Dubious distinction to achieve?
We the people of India may not have felt proud on World Population Day, which was celebrated on July 11. India is the world’s second most populous country after China. However, India occupies just 2.4 % of world’s land surface, despite being home to 17.5% of the world’s population. India stood at 1.21 billion on March 31, 2011, which has now risen to 1.27 billion. We have increased our population by 6.5 crore during last 51 months. India’s land share stands sixth after Australia. Seemingly there is no decline in population growth, as we are growing at a rate of 1.6 % per annum. Are India’s citizens willing to appreciate the dubious recognition of being the world’s most populous country by 2050?
As per UNICEF data, our population stood at 1260 million in 2012, as against 1350 million in China. In 2050, these numbers are expected to rise to 1691 million for India against 1311 million for China. The ten most populated countries are China, India, US, Indonesia, Brazil, Pakistan, Nigeria, Bangladesh, Russia and Japan. It is expected that in 2050 the club of the ten most populous countries would have the two new members Congo and Ethiopia. They will find their place by replacing Russia and Japan. As per UNICEF data in respect of an annual population growth during 1990-2007, the figure for India stood at 1.8% and 0.9% for China. The USA witnessed a similar growth rate at 1%, Nigeria 2.6%, Pakistan 2.2 %, Bangladesh 2% , Japan 0.2% and Russia (–) 0.2 %.
It is certain that the future population growth will be in the world’s less developed countries. The quantum of such an increase in population is going to be surprising as well as alarming. In 1950, the total population of such countries was 1.7 billion or two-thirds of the world’s total population, whereas it will soon touch 8 billion, 86% of world’s total population. The main factors responsible for such a population explosion in these countries are low income, high economic vulnerability and poor human indicators.
The most densely populated regions in our country are the Gangetic plains, eastern and western coastal regions of the southern plateau. Meanwhile, the Thar desert in Rajasthan is the most populated desert in the world. Due to poverty, illiteracy, hunger, high fertility rate, rapid decline in the death rate and immigration from the two neighbouring countries-Nepal and Bangladesh, India’s population is rapidly growing. We have been recording at least 60 births a minute in the country.

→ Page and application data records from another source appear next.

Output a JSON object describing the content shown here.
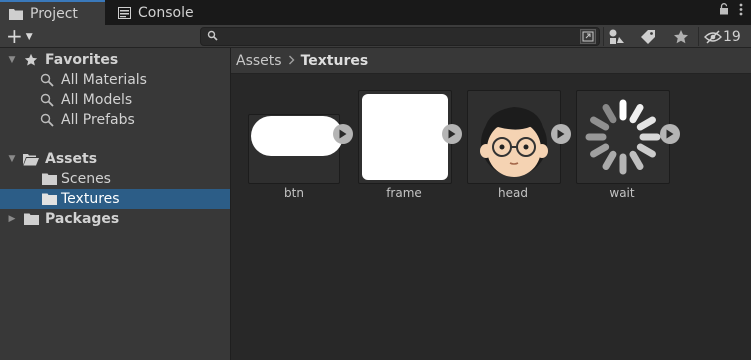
{
  "tabs": [
    {
      "label": "Project",
      "icon": "folder-icon",
      "active": true
    },
    {
      "label": "Console",
      "icon": "console-icon",
      "active": false
    }
  ],
  "window_controls": {
    "lock_icon": "lock-icon",
    "menu_icon": "kebab-menu-icon"
  },
  "toolbar": {
    "add_label": "+",
    "search_placeholder": "",
    "hidden_count": "19"
  },
  "tree": {
    "favorites": {
      "label": "Favorites",
      "items": [
        "All Materials",
        "All Models",
        "All Prefabs"
      ]
    },
    "assets": {
      "label": "Assets",
      "items": [
        "Scenes",
        "Textures"
      ],
      "selected": "Textures"
    },
    "packages": {
      "label": "Packages"
    }
  },
  "breadcrumb": {
    "root": "Assets",
    "separator": "›",
    "current": "Textures"
  },
  "assets": [
    {
      "name": "btn"
    },
    {
      "name": "frame"
    },
    {
      "name": "head"
    },
    {
      "name": "wait"
    }
  ],
  "colors": {
    "selection": "#2c5d87",
    "panel": "#383838",
    "background": "#282828",
    "tab_accent": "#3a79bb"
  }
}
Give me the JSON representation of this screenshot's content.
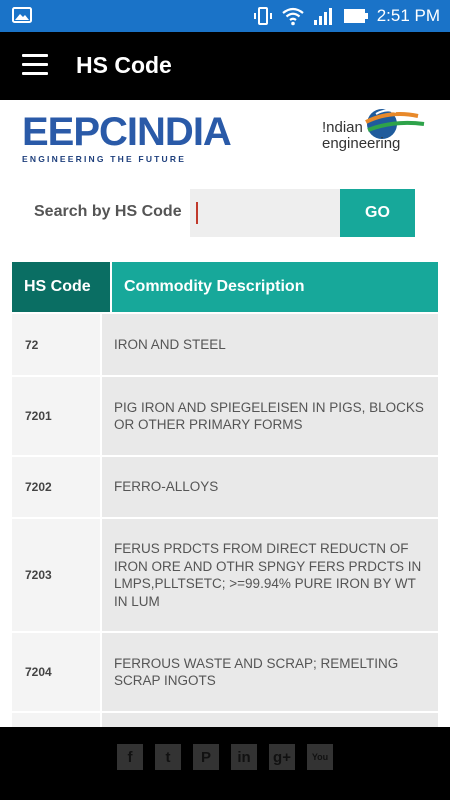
{
  "status_bar": {
    "time": "2:51 PM"
  },
  "app_bar": {
    "title": "HS Code"
  },
  "logos": {
    "left_word": "EEPCINDIA",
    "left_tagline": "ENGINEERING THE FUTURE",
    "right_text_line1": "!ndian",
    "right_text_line2": "engineering"
  },
  "search": {
    "label": "Search by HS Code",
    "placeholder": "",
    "value": "",
    "button_label": "GO"
  },
  "table": {
    "headers": [
      "HS Code",
      "Commodity Description"
    ],
    "rows": [
      {
        "code": "72",
        "description": "IRON AND STEEL"
      },
      {
        "code": "7201",
        "description": "PIG IRON AND SPIEGELEISEN IN PIGS, BLOCKS OR OTHER PRIMARY FORMS"
      },
      {
        "code": "7202",
        "description": "FERRO-ALLOYS"
      },
      {
        "code": "7203",
        "description": "FERUS PRDCTS FROM DIRECT REDUCTN OF IRON ORE AND OTHR SPNGY FERS PRDCTS IN LMPS,PLLTSETC; >=99.94% PURE IRON BY WT IN LUM"
      },
      {
        "code": "7204",
        "description": "FERROUS WASTE AND SCRAP; REMELTING SCRAP INGOTS"
      },
      {
        "code": "",
        "description": ""
      }
    ]
  },
  "footer": {
    "social": [
      {
        "name": "facebook-icon",
        "glyph": "f"
      },
      {
        "name": "twitter-icon",
        "glyph": "t"
      },
      {
        "name": "pinterest-icon",
        "glyph": "P"
      },
      {
        "name": "linkedin-icon",
        "glyph": "in"
      },
      {
        "name": "googleplus-icon",
        "glyph": "g+"
      },
      {
        "name": "youtube-icon",
        "glyph": "You"
      }
    ]
  },
  "colors": {
    "status_bar": "#1a73c8",
    "app_bar": "#000000",
    "accent": "#17a89a",
    "accent_dark": "#0a6e63",
    "brand_blue": "#2a5aa8"
  }
}
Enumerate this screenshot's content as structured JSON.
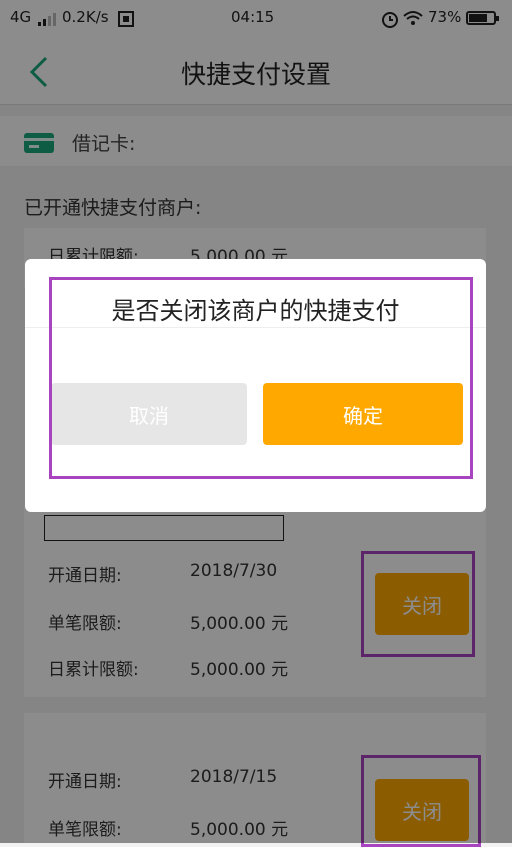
{
  "status_bar": {
    "network": "4G",
    "speed": "0.2K/s",
    "time": "04:15",
    "battery_percent": "73%",
    "battery_level": 0.73
  },
  "header": {
    "title": "快捷支付设置"
  },
  "card": {
    "label": "借记卡:"
  },
  "section": {
    "title": "已开通快捷支付商户:"
  },
  "merchants": [
    {
      "rows": [
        {
          "label": "日累计限额:",
          "value": "5,000.00 元"
        }
      ]
    },
    {
      "rows": [
        {
          "label": "开通日期:",
          "value": "2018/7/30"
        },
        {
          "label": "单笔限额:",
          "value": "5,000.00 元"
        },
        {
          "label": "日累计限额:",
          "value": "5,000.00 元"
        }
      ],
      "close_label": "关闭"
    },
    {
      "rows": [
        {
          "label": "开通日期:",
          "value": "2018/7/15"
        },
        {
          "label": "单笔限额:",
          "value": "5,000.00 元"
        }
      ],
      "close_label": "关闭"
    }
  ],
  "dialog": {
    "title": "是否关闭该商户的快捷支付",
    "cancel_label": "取消",
    "ok_label": "确定"
  },
  "colors": {
    "accent": "#ffa800",
    "highlight": "#a944c0",
    "card_icon": "#1aa87a"
  },
  "icons": [
    "signal-icon",
    "sim-icon",
    "alarm-icon",
    "wifi-icon",
    "battery-icon",
    "back-icon",
    "card-icon"
  ]
}
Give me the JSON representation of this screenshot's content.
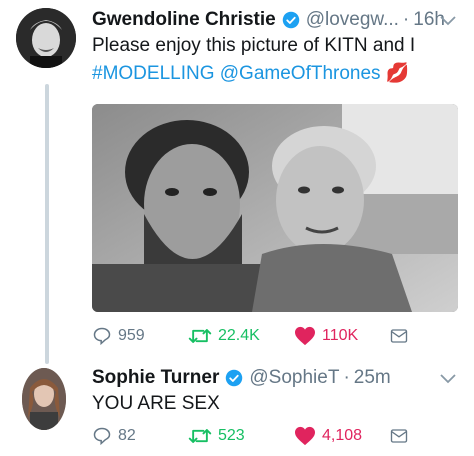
{
  "tweets": [
    {
      "name": "Gwendoline Christie",
      "handle": "@lovegw...",
      "separator": "·",
      "time": "16h",
      "text_prefix": "Please enjoy this picture of KITN and I",
      "hashtag": "#MODELLING",
      "mention": "@GameOfThrones",
      "emoji": "💋",
      "replies": "959",
      "retweets": "22.4K",
      "likes": "110K"
    },
    {
      "name": "Sophie Turner",
      "handle": "@SophieT",
      "separator": "·",
      "time": "25m",
      "text": "YOU ARE SEX",
      "replies": "82",
      "retweets": "523",
      "likes": "4,108"
    }
  ],
  "colors": {
    "link": "#1b95e0",
    "retweet": "#17bf63",
    "like": "#e0245e",
    "muted": "#657786",
    "verified": "#1da1f2"
  },
  "icons": [
    "verified-badge-icon",
    "chevron-down-icon",
    "reply-icon",
    "retweet-icon",
    "heart-icon",
    "direct-message-icon"
  ]
}
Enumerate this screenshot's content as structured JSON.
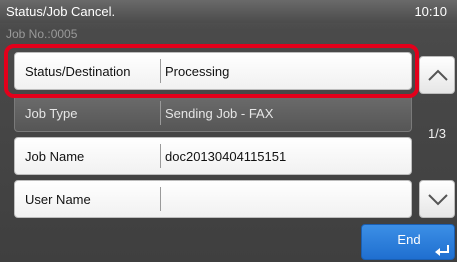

The states of UP, Maharashtra, Bihar, West Bengal, Andhra Pradesh, MP, Tamil Nadu, Rajasthan, Karnataka and Gujarat are the ten top states in order of the highest population in the country. Of these ten states, the population of a few states is higher than the population of many countries in the world. The population of UP stands equal to that of Brazil. Similarly, Maharashtra stands toe to toe with Mexico and the population of Bihar today has surpassed that of Germany.
The combined population percentage of only seven states in the country– UP (16.49 %), Maharashtra (9.28 %), Bihar (8.58 %) , West Bengal (7.55 % ), Tamil Nadu (5.96%) and Rajasthan (5.67 %) comes to around 54 percent of India’s total population. The population growth rate of many highly populated states had been between 5 to 18 % in previous decades. This is, of course, an alarming sign for the entire nation as our natural resources are limited.
The country’s annual growth has slowed down from 2.15 % to 1.76 %. The decennial growth rate in 2001 was 21.15 %, which was soon restricted to 17.64 % in 2011.
All states except Tamil Nadu and Chhattisgarh have shown a decline in the decennial growth rate of 2011. With respect to Tamil Nadu, it increased from 11.72 % in 2001 to 15.60 % in 2011. For Chhattisgarh the hike was recorded from 18.27 % to 22.59 % respectively. There has been a satisfactory decline in the decennial growth rate percentage from 1971 onwards- 24.80, 24.66, 23.87, 21.54 and 17.64 in 1971, 1981, 1991, 2001 and 2011 respectively. When we refer to the progressive growth rate over India’s population in 1901, one may notice the growth percentage of 84.25, 129.94, 186.64, 255.05, 331.52 and 407.64 in 1961, 1971, 1981, 1991, 2001, and 2011 respectively. Even with the current declining trend in the decennial growth rate our country is bound to overtake China in the coming decades. Such a scenario requires close introspection of our population stabilisation programme. It is true that coercive efforts like in China will not bring any positive result. Hence, it is time to conduct in-depth deliberations.